▶ _TASK ITEM_: Write out the data that follows exactly, keeping every picture out.
= = = = =
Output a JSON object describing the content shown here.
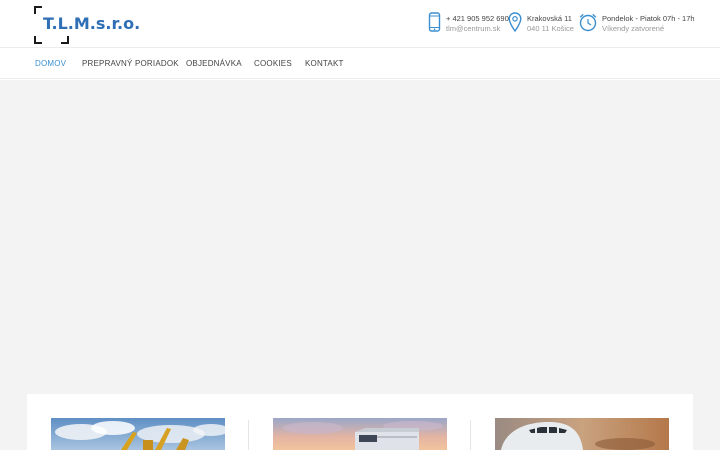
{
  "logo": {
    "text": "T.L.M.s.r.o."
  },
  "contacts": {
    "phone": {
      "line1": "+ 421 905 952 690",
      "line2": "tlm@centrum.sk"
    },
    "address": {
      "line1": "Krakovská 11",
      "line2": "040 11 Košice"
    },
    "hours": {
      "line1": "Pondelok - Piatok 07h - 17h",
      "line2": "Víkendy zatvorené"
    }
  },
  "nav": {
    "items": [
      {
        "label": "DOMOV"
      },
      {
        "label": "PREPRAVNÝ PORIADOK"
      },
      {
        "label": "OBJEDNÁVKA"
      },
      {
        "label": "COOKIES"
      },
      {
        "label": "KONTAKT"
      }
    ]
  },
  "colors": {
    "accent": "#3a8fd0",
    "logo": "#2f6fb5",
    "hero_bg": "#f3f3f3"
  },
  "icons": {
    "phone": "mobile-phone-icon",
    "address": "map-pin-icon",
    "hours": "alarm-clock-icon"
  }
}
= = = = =
▶ _WRITTEN SOLUTION_:
Output a JSON object describing the content shown here.
{
  "logo": {
    "text": "T.L.M.s.r.o."
  },
  "contacts": {
    "phone": {
      "line1": "+ 421 905 952 690",
      "line2": "tlm@centrum.sk"
    },
    "address": {
      "line1": "Krakovská 11",
      "line2": "040 11 Košice"
    },
    "hours": {
      "line1": "Pondelok - Piatok 07h - 17h",
      "line2": "Víkendy zatvorené"
    }
  },
  "nav": {
    "items": [
      {
        "label": "DOMOV"
      },
      {
        "label": "PREPRAVNÝ PORIADOK"
      },
      {
        "label": "OBJEDNÁVKA"
      },
      {
        "label": "COOKIES"
      },
      {
        "label": "KONTAKT"
      }
    ]
  },
  "colors": {
    "accent": "#3a8fd0",
    "logo": "#2f6fb5",
    "hero_bg": "#f3f3f3"
  },
  "icons": {
    "phone": "mobile-phone-icon",
    "address": "map-pin-icon",
    "hours": "alarm-clock-icon"
  }
}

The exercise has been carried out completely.